Industrial capitalists, especially the big family-based business groups, in the meanwhile, made use of the state’s non-intervention to expand their business, establish contacts with foreign firms and thus open up a new industrial regime. New capitalist enterprises emerged in different parts of the country. At the same time, legislation to curb monopoly power and nationalisation of major private sector banks gave the appearance of a renewed socialist commitment of the state. The spilt in the ruling Congress gave out signals of political instability. There was a great deal of popular discontent, which culminated in the JP (Jayaprakash Narayan) movement, which started in Bihar in the mid 1970s, but soon became a country-wide agitation.

The initial response of the establishment was an attempt to shift the planning strategy and to make eradication of poverty ( garibi hatao) the focus of its economic policy, which also became the political slogan of the ruling Congress party during the parliamentary elections in 1971, which was held a year ahead of schedule. The massive majority that Indira Gandhi obtained and the declaration of internal Emergency in 1975 led to a shift of state expenditure from investment for growth to a variety of subsidies to selected groups. Poverty eradication programmes, which were taken up by the Janata alliance that came to power after the general election of 1977, had the same thrust during the short period that it was in power.

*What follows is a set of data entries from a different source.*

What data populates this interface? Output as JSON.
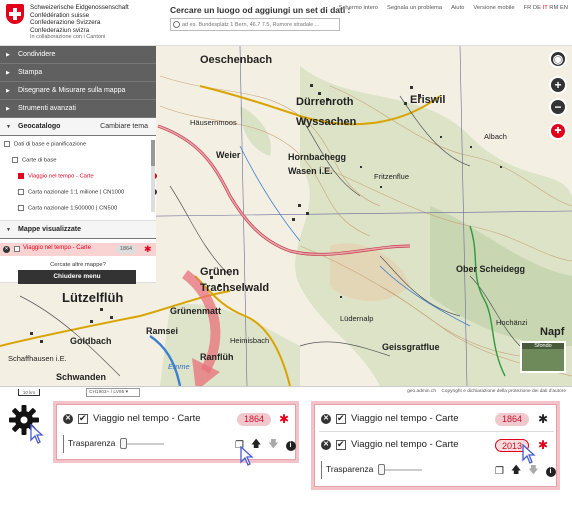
{
  "header": {
    "logo_lines": [
      "Schweizerische Eidgenossenschaft",
      "Confédération suisse",
      "Confederazione Svizzera",
      "Confederaziun svizra"
    ],
    "logo_sub": "In collaborazione con i Cantoni",
    "search_label": "Cercare un luogo od aggiungi un set di dati :",
    "search_placeholder": "ad es. Bundesplatz 1 Bern, 46.7 7.5, Rumore stradale ...",
    "links": [
      "Schermo intero",
      "Segnala un problema",
      "Aiuto",
      "Versione mobile"
    ],
    "languages": [
      "FR",
      "DE",
      "IT",
      "RM",
      "EN"
    ],
    "active_language": "IT"
  },
  "panel": {
    "accordion": [
      "Condividere",
      "Stampa",
      "Disegnare & Misurare sulla mappa",
      "Strumenti avanzati"
    ],
    "catalog_title": "Geocatalogo",
    "catalog_action": "Cambiare tema",
    "tree": [
      "Dati di base e pianificazione",
      "Carte di base",
      "Viaggio nel tempo - Carte",
      "Carta nazionale 1:1 milione | CN1000",
      "Carta nazionale 1:500000 | CN500"
    ],
    "layers_title": "Mappe visualizzate",
    "layer_label": "Viaggio nel tempo - Carte",
    "layer_year": "1864",
    "more_maps": "Cercate altre mappe?",
    "close_menu": "Chiudere menu"
  },
  "map": {
    "places": [
      "Oeschenbach",
      "Dürrenroth",
      "Wyssachen",
      "Eriswil",
      "Weier",
      "Hornbachegg",
      "Wasen i.E.",
      "Grünen",
      "Trachselwald",
      "Lützelflüh",
      "Grünenmatt",
      "Ramsei",
      "Goldbach",
      "Ranflüh",
      "Schaffhausen i.E.",
      "Schwanden",
      "Häusernmoos",
      "Ober Scheidegg",
      "Hochänzi",
      "Geissgratflue",
      "Lüdernalp",
      "Albach",
      "Fritzenflue",
      "Heimisbach",
      "Napf",
      "Emme"
    ],
    "basemap_label": "Sfondo",
    "scale_label": "10 km",
    "projection": "CH1903+ / LV95",
    "footer_site": "geo.admin.ch",
    "footer_text": "Copyright e dichiarazione della protezione dei dati d'autore",
    "controls": [
      "location-button",
      "zoom-in-button",
      "zoom-out-button",
      "swiss-button"
    ]
  },
  "inset_left": {
    "layer_label": "Viaggio nel tempo - Carte",
    "year": "1864",
    "opacity_label": "Trasparenza"
  },
  "inset_right": {
    "rows": [
      {
        "layer_label": "Viaggio nel tempo - Carte",
        "year": "1864"
      },
      {
        "layer_label": "Viaggio nel tempo - Carte",
        "year": "2013"
      }
    ],
    "opacity_label": "Trasparenza"
  },
  "colors": {
    "accent": "#e3001b",
    "panel_dark": "#606060",
    "highlight": "#f9d2d2"
  }
}
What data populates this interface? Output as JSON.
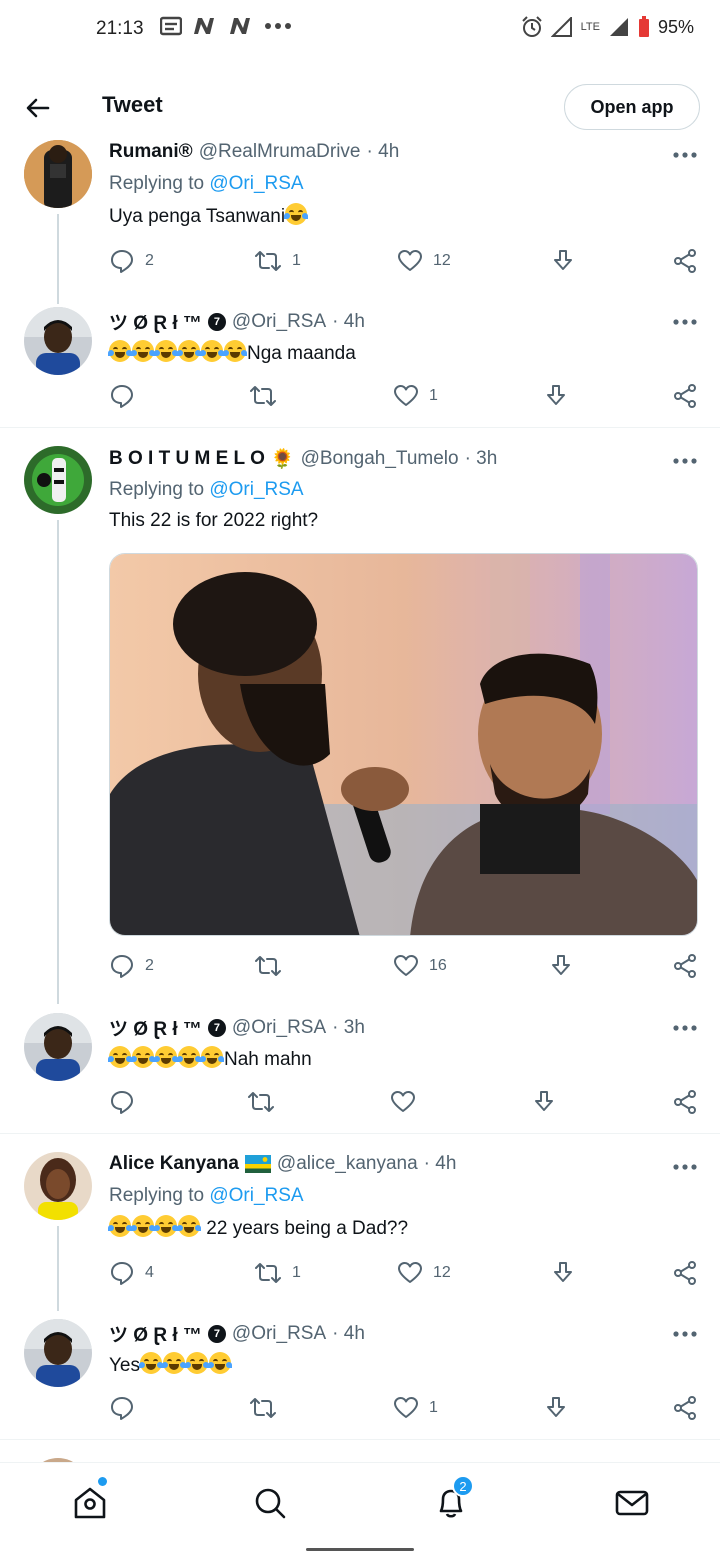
{
  "status_bar": {
    "time": "21:13",
    "network": "LTE",
    "battery": "95%"
  },
  "header": {
    "title": "Tweet",
    "open_app_label": "Open app"
  },
  "tweets": [
    {
      "name": "Rumani®",
      "handle": "@RealMrumaDrive",
      "time": "· 4h",
      "replying_prefix": "Replying to",
      "replying_to": "@Ori_RSA",
      "text": "Uya penga Tsanwani",
      "reply_count": "2",
      "retweet_count": "1",
      "like_count": "12"
    },
    {
      "name": "ツ Ø Ɽ ł ™",
      "badge": "7",
      "handle": "@Ori_RSA",
      "time": "· 4h",
      "text": "Nga maanda",
      "reply_count": "",
      "retweet_count": "",
      "like_count": "1"
    },
    {
      "name": "B O I T U M E L O",
      "name_emoji": "🌻",
      "handle": "@Bongah_Tumelo",
      "time": "· 3h",
      "replying_prefix": "Replying to",
      "replying_to": "@Ori_RSA",
      "text": "This 22 is for 2022 right?",
      "reply_count": "2",
      "retweet_count": "",
      "like_count": "16"
    },
    {
      "name": "ツ Ø Ɽ ł ™",
      "badge": "7",
      "handle": "@Ori_RSA",
      "time": "· 3h",
      "text": "Nah mahn",
      "reply_count": "",
      "retweet_count": "",
      "like_count": ""
    },
    {
      "name": "Alice Kanyana",
      "handle": "@alice_kanyana",
      "time": "· 4h",
      "replying_prefix": "Replying to",
      "replying_to": "@Ori_RSA",
      "text": " 22 years being a Dad??",
      "reply_count": "4",
      "retweet_count": "1",
      "like_count": "12"
    },
    {
      "name": "ツ Ø Ɽ ł ™",
      "badge": "7",
      "handle": "@Ori_RSA",
      "time": "· 4h",
      "text": "Yes",
      "reply_count": "",
      "retweet_count": "",
      "like_count": "1"
    }
  ],
  "bottom_nav": {
    "notifications_badge": "2"
  },
  "colors": {
    "accent": "#1d9bf0",
    "text_primary": "#0f1419",
    "text_secondary": "#536471",
    "divider": "#eff3f4"
  }
}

Thus, the Indian economy and polity in the early 1980s, when Indira Gandhi came back to power, were different from what they were in the mid 1950s when a state-led industrial growth and transformation of the economy was the agenda accepted even by the capitalist class. That strategy ran into difficulties even before the term of the Second Five Year Plan (1956-61) was over, although the Third Plan claimed to be a continuation of the same. The strategy, the main thrust of which was an import-substituting industrialisation, was not formally given up until the early 1990s, but it had been undergoing a quiet burial from around 1965 with the capitalist class making use of the interventions and non-interventions of the state to accelerate the accumulation process.

The New Economic Policy (NEP) of an overt shift to the capitalist path of growth was not a sudden break with the past of alleged “socialist” policies (it was ironic, though, that it happened so soon after the Constitution was amended in 1976 to declare that the Republic would be a socialist one), but a shifting of gear to give further impetus to the capitalist pattern that was going on from the very early days. In 1991, India declared to the rest of the world that she was joining the “successful” capitalist regime. The distinction between the public and private sectors would continue, but the latter would be in command determining the pattern of accumulation, with the state assigned the crucial role as campaigner and “risk absorber”.

The book deserves attention for the theme it deals with, the method it uses, the data it has marshalled and the conclusion it leads to.